● **Task requirements**
Only the count is expected: the number of lines below that contain "sync".

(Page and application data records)
******************************
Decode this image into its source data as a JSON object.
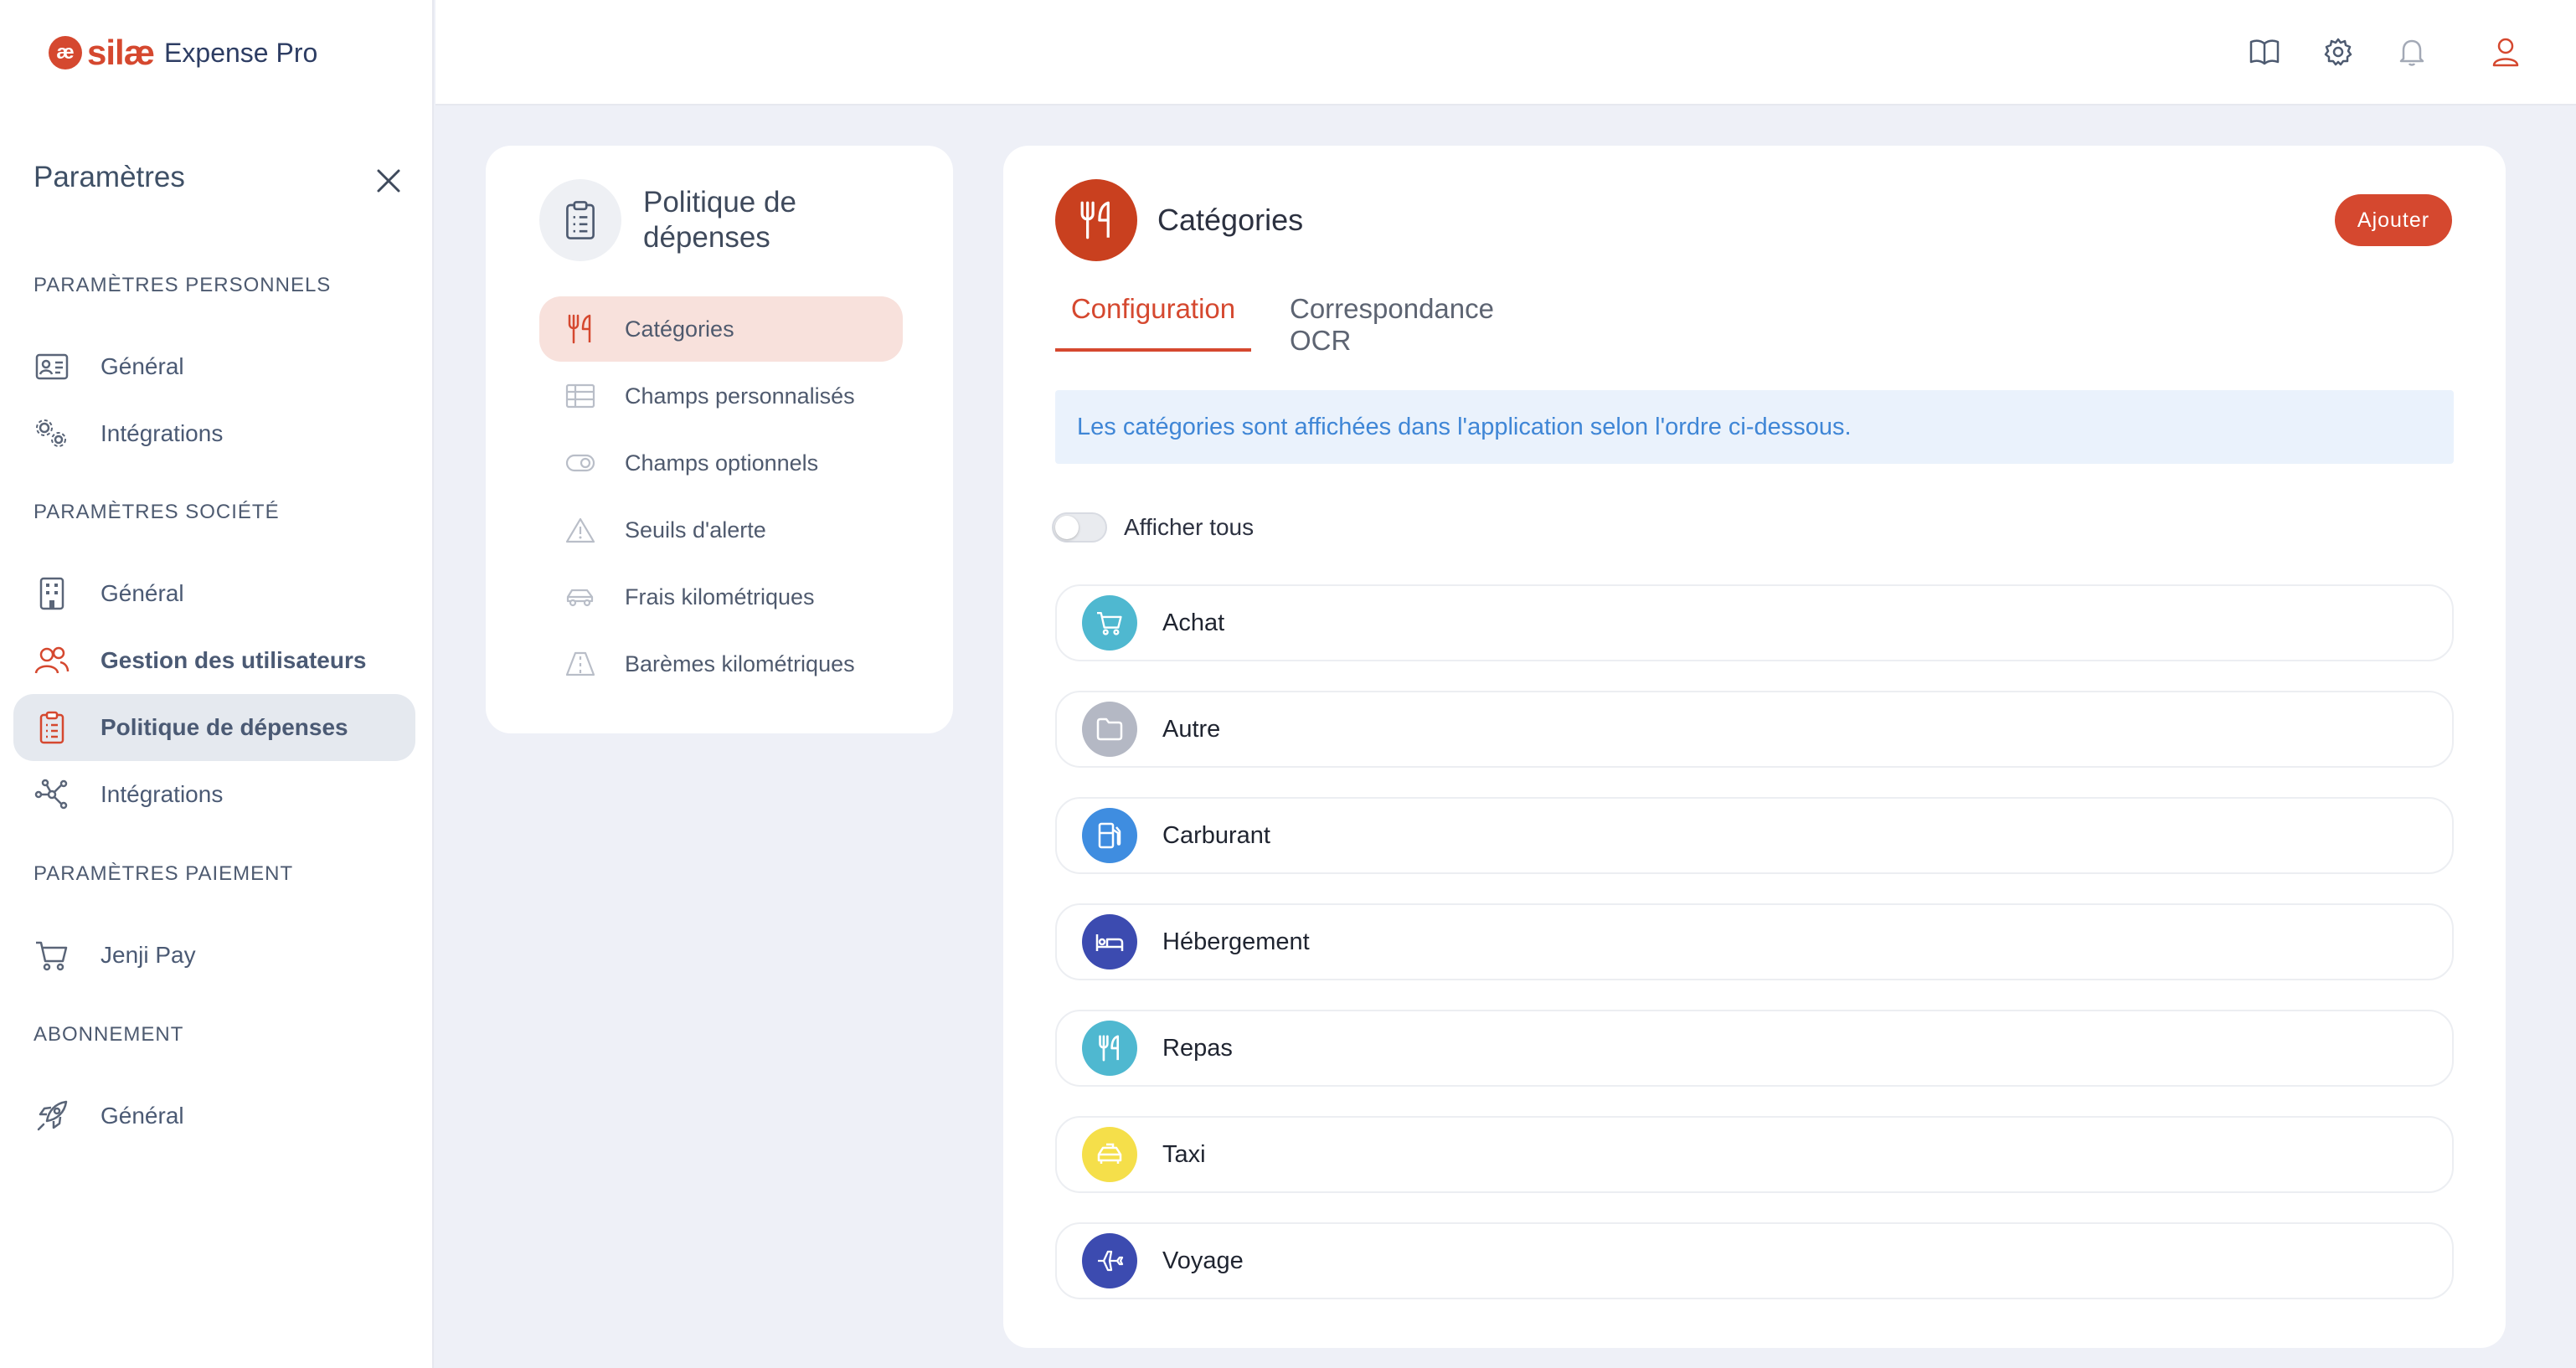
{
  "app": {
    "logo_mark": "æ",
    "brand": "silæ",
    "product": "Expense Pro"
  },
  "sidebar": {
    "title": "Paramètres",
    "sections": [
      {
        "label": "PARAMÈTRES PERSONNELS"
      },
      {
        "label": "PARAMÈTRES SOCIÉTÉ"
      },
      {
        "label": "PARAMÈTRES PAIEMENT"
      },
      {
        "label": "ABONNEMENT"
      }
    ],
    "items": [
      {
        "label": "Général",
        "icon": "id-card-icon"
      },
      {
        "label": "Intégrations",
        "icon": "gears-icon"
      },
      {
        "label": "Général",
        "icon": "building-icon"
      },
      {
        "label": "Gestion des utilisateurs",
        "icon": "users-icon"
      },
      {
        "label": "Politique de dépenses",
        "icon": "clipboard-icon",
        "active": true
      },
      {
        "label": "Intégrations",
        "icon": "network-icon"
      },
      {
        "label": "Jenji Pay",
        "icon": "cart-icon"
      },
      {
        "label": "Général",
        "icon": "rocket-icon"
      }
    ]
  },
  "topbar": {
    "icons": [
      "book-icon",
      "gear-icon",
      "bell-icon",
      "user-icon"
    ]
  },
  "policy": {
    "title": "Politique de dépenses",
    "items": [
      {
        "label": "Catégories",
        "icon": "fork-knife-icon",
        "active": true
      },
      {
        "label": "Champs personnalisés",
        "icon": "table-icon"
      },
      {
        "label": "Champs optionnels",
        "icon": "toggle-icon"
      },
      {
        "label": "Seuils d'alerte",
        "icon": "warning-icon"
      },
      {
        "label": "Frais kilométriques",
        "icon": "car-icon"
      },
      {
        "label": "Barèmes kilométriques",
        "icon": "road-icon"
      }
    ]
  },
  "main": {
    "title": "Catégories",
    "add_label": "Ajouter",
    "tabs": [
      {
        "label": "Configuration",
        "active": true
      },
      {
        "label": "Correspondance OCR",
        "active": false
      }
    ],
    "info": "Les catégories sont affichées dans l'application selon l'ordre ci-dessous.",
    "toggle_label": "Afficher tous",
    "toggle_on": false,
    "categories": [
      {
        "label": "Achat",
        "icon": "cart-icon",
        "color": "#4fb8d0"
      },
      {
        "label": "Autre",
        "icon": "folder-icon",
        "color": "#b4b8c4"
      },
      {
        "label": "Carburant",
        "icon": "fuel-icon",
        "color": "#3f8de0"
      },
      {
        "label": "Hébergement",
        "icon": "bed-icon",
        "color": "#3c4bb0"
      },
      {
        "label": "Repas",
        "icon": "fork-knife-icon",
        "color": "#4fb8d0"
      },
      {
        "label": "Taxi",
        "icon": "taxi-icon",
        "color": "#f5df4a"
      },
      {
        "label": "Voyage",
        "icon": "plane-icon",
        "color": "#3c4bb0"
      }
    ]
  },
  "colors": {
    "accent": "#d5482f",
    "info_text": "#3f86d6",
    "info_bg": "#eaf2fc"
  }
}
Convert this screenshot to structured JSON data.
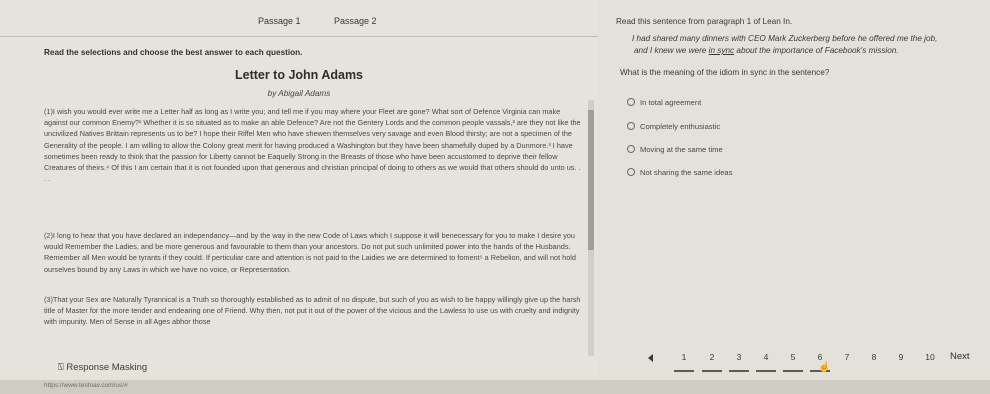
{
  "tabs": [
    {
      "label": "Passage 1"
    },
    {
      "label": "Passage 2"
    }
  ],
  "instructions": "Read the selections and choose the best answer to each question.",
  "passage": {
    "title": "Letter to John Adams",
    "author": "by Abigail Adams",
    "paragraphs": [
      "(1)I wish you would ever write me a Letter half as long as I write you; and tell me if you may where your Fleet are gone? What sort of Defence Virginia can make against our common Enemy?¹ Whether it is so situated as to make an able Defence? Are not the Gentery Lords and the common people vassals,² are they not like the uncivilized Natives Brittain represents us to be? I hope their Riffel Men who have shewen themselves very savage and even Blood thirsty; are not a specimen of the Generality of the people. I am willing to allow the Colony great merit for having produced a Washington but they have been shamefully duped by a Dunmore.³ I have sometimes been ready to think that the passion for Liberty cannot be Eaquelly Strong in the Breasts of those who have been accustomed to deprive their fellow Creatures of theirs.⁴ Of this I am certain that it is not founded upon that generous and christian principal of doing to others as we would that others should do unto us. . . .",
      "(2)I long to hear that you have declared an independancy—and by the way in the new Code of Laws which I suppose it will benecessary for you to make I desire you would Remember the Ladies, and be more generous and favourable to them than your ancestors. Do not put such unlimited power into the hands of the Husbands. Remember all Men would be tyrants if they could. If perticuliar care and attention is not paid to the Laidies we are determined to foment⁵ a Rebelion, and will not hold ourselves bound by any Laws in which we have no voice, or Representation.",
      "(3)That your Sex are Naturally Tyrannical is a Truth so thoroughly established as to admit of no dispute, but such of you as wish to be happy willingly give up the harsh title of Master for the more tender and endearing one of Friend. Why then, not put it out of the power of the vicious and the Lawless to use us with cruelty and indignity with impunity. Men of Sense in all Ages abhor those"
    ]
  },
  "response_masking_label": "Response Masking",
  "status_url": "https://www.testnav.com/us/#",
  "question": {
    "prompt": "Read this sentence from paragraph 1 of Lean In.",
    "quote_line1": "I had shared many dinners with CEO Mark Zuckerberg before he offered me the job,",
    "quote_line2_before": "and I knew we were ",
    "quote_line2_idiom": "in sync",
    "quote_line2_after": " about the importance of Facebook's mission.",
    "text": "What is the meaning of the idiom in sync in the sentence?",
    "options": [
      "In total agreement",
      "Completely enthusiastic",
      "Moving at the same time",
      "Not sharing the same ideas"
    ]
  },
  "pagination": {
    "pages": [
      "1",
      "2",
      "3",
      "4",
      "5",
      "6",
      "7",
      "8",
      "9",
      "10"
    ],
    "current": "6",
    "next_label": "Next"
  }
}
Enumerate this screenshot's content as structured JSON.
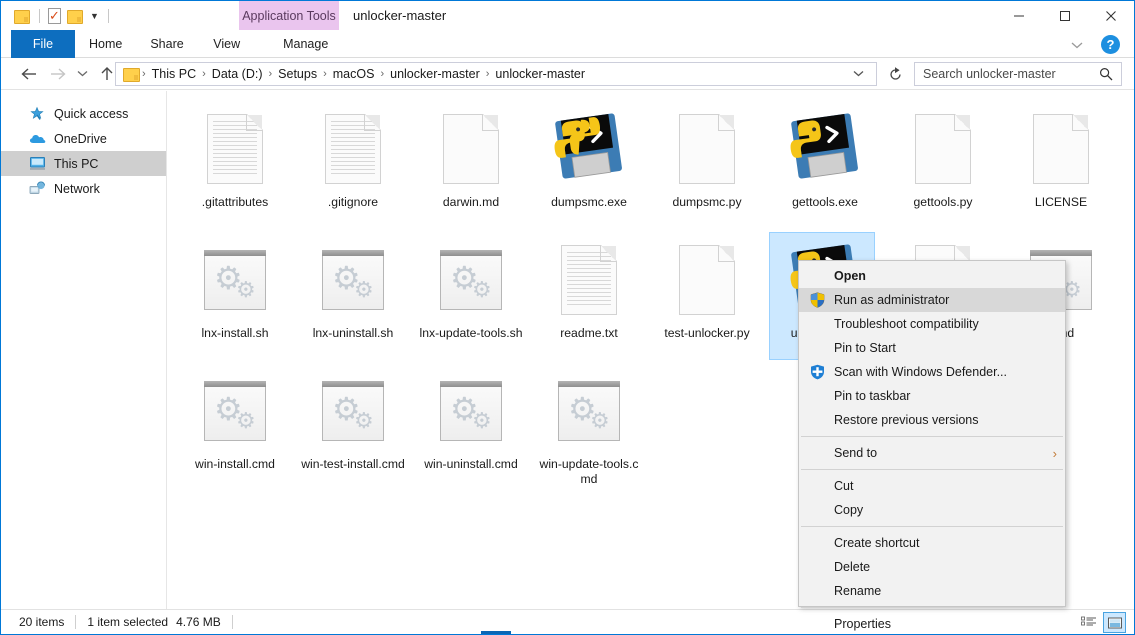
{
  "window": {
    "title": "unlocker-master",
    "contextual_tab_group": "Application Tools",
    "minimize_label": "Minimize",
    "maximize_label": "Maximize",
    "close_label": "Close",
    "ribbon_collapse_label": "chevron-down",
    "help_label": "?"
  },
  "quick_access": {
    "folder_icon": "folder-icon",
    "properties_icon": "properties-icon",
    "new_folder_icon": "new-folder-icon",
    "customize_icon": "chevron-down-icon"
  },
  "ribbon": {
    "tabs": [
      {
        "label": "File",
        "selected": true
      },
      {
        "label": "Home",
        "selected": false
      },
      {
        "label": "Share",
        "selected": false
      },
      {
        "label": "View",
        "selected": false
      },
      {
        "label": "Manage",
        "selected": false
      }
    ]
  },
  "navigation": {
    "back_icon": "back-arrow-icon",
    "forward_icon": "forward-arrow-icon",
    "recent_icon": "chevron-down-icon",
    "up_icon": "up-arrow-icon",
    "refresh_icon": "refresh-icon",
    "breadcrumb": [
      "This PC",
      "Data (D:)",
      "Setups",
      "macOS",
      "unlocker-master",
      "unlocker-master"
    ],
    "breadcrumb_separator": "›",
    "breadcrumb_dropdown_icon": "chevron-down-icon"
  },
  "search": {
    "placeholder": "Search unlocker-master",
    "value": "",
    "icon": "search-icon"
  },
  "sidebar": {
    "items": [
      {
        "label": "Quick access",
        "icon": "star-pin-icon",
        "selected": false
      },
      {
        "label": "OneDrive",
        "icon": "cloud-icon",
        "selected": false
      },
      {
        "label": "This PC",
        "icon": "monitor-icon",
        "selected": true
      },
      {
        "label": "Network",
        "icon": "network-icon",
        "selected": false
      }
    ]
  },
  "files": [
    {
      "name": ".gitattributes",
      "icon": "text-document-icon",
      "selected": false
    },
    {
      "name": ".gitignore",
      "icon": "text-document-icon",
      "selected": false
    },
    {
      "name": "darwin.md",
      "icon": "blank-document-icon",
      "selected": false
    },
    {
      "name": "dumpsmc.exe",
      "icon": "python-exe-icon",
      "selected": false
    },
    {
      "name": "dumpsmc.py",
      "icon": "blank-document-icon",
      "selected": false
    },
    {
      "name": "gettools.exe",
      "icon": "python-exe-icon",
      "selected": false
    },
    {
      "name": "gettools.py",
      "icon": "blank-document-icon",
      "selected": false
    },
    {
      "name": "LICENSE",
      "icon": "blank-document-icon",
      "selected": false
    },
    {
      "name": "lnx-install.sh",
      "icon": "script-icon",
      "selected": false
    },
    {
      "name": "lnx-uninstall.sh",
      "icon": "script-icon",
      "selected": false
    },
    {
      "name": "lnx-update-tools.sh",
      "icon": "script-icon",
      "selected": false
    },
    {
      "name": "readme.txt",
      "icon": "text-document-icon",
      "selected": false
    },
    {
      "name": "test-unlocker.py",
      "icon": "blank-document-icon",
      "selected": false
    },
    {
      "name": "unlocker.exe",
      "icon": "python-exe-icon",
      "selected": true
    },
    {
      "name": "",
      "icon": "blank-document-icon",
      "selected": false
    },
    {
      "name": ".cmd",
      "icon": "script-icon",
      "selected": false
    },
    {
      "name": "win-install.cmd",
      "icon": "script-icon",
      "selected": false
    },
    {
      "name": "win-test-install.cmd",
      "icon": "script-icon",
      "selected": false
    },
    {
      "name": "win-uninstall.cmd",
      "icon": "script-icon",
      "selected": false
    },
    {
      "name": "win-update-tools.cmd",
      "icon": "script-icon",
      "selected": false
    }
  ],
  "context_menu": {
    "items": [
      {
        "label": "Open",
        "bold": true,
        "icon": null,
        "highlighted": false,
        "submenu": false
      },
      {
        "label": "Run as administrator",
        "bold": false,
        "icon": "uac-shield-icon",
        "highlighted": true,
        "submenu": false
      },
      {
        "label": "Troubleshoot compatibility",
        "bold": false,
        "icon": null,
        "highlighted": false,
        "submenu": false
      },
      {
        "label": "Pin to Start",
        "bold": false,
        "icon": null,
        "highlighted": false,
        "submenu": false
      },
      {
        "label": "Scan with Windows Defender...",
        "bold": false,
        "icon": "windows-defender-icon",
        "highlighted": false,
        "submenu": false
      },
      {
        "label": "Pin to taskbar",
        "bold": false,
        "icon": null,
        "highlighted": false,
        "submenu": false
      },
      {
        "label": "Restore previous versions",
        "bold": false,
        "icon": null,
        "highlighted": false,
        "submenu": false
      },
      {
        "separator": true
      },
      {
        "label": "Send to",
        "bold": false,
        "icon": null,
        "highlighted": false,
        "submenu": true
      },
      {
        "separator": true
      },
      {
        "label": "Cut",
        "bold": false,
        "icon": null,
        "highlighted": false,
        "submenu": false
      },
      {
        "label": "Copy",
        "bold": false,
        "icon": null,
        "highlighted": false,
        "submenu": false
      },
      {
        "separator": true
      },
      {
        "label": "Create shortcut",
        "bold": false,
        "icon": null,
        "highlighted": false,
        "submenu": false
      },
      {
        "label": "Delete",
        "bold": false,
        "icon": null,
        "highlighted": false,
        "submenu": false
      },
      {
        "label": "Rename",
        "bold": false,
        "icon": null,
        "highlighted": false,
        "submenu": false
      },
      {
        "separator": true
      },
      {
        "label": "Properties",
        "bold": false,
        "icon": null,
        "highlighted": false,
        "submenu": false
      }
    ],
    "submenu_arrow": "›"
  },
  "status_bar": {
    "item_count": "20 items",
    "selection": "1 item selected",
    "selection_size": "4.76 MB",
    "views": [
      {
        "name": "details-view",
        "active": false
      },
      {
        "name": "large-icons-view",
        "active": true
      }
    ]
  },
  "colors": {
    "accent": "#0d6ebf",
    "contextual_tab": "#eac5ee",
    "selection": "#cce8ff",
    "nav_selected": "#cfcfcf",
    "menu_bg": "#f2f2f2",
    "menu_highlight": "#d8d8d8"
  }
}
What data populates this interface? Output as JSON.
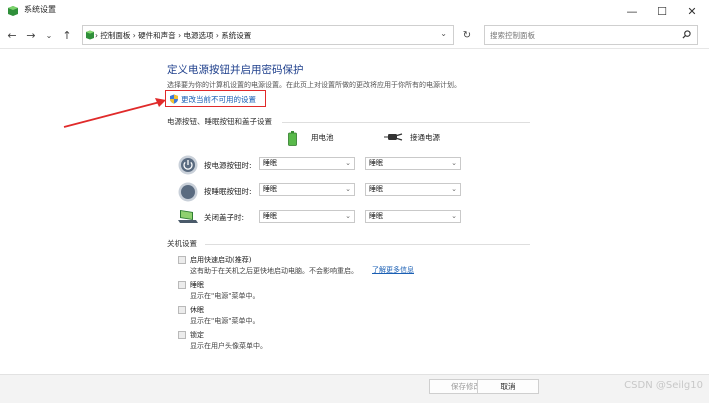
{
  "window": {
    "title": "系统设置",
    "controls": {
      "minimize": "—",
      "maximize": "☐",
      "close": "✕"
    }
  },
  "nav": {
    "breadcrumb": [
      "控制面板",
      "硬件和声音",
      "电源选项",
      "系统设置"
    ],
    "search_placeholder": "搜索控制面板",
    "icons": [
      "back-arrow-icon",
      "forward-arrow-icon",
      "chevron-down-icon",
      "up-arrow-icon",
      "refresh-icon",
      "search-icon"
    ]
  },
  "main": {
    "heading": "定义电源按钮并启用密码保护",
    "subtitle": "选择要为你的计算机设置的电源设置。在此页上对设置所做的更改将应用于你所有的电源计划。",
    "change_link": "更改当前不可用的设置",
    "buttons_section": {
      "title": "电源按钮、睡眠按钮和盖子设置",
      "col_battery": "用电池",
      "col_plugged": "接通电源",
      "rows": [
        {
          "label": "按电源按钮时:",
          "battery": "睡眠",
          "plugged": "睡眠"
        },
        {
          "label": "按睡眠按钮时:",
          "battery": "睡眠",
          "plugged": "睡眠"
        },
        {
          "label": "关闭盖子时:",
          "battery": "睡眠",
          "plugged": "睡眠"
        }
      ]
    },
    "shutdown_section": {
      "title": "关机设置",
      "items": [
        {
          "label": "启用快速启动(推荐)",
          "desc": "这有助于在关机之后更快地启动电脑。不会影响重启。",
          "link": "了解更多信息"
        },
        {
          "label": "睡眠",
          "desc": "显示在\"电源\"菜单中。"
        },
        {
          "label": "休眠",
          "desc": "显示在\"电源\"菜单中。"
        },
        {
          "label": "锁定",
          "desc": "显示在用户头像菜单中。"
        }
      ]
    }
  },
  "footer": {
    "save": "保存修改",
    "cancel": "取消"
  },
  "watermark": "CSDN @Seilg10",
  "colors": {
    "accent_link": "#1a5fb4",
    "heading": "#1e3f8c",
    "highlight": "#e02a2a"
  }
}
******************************
● **Exercise response**
2